Deputy Foreign Minister Mohammed Abdullah al-Hadrami said the separatists must "commit to total withdrawal from areas forcibly seized." He also called on them to hand over arms seized from forces loyal to President Abed Rabbo Mansour Hadi.
The fighters for the Southern Transitional Council wrested control of Aden, which serves as Hadi's interim capital, in four days of combat. More than 70 people, including civilians and combatants, were killed.
Both the separatists and Hadi's government are allies within a Saudi-led coalition that has been fighting northern Yemen-based rebels, known as Houthis, since 2015. The UAE is a key member of the coalition.
After the separatists seized control of Aden and kicked Hadi forces out of their camps, the Saudi-led coalition ordered an immediate cease-fire and threatened to bomb the separatists if they did not return to positions they held before the fighting.
It also called for the separatist movement and Hadi government to attend talks in Saudi Arabia without offering a date. The separatists said they would attend but they did not withdraw from the city and called on their supporters to take part in protests in Aden on Thursday.
Security officials said Wednesday that forces from the Security Belt, which is a military arm of the Southern Transitional Council, raided houses of Hadi loyalists and seized weapons from camps of the presidential guards in Aden's districts of Dar Saad and Khor Maksar.
The officials spoke on condition of anonymity because they were not authorized to brief the media.
The fighting began last week following the funeral of a separatist leader killed in a Houthi rocket attack.

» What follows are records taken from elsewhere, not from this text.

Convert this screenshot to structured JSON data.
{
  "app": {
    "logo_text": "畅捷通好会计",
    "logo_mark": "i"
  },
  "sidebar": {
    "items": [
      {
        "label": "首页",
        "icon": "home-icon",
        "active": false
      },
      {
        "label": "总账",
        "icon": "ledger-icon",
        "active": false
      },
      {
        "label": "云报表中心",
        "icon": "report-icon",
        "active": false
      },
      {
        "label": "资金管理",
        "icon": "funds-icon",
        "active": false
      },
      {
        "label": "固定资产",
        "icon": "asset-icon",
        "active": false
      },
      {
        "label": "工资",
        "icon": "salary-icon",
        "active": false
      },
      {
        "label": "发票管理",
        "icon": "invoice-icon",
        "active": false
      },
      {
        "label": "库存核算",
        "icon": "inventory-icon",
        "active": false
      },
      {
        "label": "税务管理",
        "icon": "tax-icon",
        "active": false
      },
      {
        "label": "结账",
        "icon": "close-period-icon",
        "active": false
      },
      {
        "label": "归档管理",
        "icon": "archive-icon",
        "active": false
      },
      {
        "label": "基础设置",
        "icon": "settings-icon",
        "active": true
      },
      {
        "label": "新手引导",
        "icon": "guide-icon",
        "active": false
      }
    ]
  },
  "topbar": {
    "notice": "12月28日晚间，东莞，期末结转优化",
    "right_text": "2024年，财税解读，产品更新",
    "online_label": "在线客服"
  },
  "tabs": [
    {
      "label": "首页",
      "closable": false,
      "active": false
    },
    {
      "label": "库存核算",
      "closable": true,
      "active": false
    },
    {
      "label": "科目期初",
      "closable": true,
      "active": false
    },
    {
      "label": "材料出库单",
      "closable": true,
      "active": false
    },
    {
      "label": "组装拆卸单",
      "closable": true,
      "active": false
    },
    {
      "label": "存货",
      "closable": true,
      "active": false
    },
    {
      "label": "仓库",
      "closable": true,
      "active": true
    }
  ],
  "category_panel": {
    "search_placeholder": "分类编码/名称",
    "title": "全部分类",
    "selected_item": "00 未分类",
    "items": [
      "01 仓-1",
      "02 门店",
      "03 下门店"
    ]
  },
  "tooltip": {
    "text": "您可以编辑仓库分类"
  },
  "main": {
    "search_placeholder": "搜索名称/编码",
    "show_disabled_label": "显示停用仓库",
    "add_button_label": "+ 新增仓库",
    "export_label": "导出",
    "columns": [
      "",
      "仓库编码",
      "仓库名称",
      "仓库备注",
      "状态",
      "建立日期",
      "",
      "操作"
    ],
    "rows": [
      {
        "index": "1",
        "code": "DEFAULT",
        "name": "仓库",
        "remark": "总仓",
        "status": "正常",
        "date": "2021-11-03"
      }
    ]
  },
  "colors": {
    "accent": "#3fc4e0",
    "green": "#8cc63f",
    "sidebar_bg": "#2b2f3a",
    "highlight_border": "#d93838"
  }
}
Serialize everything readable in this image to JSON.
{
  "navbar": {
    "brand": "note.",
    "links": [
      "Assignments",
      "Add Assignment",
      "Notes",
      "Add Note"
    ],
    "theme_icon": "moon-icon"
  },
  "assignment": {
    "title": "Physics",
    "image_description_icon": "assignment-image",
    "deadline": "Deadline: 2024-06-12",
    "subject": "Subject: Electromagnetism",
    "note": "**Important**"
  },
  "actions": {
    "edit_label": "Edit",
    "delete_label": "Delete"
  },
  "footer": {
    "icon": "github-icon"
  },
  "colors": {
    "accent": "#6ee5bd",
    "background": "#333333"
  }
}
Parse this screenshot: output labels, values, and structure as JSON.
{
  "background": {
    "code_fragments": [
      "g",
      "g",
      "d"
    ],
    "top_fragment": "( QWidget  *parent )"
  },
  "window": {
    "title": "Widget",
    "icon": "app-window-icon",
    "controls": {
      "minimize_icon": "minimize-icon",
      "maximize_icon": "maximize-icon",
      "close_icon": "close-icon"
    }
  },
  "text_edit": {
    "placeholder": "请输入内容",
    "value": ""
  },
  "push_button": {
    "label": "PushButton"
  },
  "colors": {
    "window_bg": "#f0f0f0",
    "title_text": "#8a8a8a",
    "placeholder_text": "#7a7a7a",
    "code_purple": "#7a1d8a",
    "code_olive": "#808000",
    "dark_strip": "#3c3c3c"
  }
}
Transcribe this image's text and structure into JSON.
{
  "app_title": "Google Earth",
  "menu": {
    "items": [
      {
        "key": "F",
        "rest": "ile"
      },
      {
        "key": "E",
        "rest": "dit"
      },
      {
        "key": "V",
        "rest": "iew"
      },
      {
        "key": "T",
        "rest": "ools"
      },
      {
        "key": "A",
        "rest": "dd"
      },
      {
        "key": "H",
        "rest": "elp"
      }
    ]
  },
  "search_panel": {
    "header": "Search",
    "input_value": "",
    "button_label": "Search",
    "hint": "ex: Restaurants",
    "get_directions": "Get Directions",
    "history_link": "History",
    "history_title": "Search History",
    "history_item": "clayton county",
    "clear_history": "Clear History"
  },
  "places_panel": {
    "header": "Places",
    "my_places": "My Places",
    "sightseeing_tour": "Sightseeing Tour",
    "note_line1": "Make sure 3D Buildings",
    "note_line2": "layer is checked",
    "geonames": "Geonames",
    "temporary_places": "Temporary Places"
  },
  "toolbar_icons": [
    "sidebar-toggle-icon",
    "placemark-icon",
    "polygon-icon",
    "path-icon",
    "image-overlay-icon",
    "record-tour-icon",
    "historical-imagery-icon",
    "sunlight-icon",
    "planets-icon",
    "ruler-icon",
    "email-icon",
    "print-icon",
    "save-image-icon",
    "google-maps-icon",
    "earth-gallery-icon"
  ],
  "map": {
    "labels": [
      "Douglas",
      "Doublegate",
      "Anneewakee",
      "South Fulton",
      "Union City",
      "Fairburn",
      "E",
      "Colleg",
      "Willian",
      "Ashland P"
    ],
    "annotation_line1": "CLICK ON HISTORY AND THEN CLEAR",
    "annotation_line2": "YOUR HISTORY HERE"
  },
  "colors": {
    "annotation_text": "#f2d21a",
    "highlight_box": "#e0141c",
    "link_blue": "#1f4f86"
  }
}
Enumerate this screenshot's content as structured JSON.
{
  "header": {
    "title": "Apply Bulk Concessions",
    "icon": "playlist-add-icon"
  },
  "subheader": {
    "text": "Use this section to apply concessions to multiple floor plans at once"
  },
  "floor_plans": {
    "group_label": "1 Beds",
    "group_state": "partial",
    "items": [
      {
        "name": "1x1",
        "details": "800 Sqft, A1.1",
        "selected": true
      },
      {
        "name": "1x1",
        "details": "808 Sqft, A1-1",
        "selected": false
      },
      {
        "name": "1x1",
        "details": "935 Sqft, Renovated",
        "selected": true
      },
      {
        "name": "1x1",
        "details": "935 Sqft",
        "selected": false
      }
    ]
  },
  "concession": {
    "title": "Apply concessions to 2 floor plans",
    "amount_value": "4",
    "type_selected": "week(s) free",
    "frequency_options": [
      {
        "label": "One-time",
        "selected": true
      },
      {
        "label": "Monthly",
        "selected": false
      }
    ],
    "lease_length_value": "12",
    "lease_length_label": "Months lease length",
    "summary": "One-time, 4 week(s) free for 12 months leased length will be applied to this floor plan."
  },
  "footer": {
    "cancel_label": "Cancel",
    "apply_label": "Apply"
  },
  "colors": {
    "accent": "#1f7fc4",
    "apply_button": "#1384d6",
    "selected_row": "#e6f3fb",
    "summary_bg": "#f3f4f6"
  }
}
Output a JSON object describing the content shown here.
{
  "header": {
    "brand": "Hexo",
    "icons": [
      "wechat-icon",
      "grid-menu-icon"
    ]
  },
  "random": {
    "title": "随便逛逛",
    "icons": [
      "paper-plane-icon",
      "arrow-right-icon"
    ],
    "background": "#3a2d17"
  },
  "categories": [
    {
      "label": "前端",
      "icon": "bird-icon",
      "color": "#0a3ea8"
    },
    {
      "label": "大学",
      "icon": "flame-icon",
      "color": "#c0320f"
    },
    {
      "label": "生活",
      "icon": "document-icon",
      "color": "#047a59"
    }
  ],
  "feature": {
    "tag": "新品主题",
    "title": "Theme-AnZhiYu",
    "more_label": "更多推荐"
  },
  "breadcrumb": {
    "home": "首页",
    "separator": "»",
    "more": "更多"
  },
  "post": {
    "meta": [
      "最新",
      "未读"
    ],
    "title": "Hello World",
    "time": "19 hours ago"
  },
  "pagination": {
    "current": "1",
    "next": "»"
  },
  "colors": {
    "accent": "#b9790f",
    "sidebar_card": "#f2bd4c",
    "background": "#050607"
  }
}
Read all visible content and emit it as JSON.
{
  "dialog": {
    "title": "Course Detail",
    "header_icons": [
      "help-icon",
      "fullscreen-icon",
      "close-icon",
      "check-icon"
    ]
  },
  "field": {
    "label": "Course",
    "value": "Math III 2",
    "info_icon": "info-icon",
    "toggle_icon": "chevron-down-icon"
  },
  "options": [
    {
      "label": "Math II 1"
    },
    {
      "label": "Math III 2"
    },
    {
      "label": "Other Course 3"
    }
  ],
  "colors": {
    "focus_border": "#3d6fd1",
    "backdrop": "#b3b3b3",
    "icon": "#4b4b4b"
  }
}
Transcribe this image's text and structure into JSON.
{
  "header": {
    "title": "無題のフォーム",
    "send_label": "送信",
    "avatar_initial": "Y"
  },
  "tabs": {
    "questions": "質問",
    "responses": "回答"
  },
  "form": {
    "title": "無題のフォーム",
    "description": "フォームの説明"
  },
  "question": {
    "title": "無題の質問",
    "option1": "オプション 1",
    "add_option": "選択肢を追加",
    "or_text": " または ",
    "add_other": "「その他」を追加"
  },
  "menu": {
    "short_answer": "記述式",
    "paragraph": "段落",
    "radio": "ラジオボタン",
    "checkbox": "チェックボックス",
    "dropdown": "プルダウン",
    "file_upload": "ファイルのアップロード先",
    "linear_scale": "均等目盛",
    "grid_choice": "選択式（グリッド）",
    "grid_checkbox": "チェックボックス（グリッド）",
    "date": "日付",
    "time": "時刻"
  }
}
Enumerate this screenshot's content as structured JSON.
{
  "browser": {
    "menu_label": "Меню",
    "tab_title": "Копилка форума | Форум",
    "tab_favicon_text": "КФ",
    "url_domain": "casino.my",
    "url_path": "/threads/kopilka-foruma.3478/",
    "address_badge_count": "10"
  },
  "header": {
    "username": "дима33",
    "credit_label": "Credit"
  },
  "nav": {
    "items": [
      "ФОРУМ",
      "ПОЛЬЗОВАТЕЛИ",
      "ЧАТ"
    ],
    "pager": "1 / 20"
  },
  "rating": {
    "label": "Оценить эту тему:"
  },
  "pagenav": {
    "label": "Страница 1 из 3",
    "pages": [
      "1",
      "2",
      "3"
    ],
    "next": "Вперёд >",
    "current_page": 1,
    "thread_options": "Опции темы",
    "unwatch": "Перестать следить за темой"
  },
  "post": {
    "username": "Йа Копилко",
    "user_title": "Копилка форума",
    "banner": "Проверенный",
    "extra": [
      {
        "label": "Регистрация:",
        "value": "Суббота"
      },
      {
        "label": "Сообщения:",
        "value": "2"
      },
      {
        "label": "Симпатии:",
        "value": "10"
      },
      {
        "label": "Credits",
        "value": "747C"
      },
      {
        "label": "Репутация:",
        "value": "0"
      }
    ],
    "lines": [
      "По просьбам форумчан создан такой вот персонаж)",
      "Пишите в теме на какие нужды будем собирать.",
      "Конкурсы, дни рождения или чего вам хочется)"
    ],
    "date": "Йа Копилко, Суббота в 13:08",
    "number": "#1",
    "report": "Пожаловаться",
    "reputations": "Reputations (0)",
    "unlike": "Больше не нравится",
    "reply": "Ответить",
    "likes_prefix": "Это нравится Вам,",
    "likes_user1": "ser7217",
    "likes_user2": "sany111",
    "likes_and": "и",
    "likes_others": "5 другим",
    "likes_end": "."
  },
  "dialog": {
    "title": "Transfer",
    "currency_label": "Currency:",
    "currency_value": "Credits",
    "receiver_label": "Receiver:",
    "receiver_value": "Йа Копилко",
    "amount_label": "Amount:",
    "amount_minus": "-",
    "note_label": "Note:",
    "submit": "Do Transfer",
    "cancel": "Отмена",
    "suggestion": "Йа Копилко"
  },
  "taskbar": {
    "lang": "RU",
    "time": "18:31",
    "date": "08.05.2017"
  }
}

After his funeral in Aden, the southern separatists attacked the nearby presidential palace. At the time, Hani Bin Braik, a separatist leader and former Cabinet minister, called for the overthrow of the government.
The crisis has cast doubt on the cohesiveness of the Saudi-led coalition and adds another complexity to Yemen civil war, triggered by the Houthi takeover the capital, Sanaa in 2014.
The war has killed tens of thousands of people and has spawned the world's worst humanitarian crisis.
Associated Press writer Ahmed al-Haj reported this story in Sanaa and AP writer Samy Magdy reported from Cairo.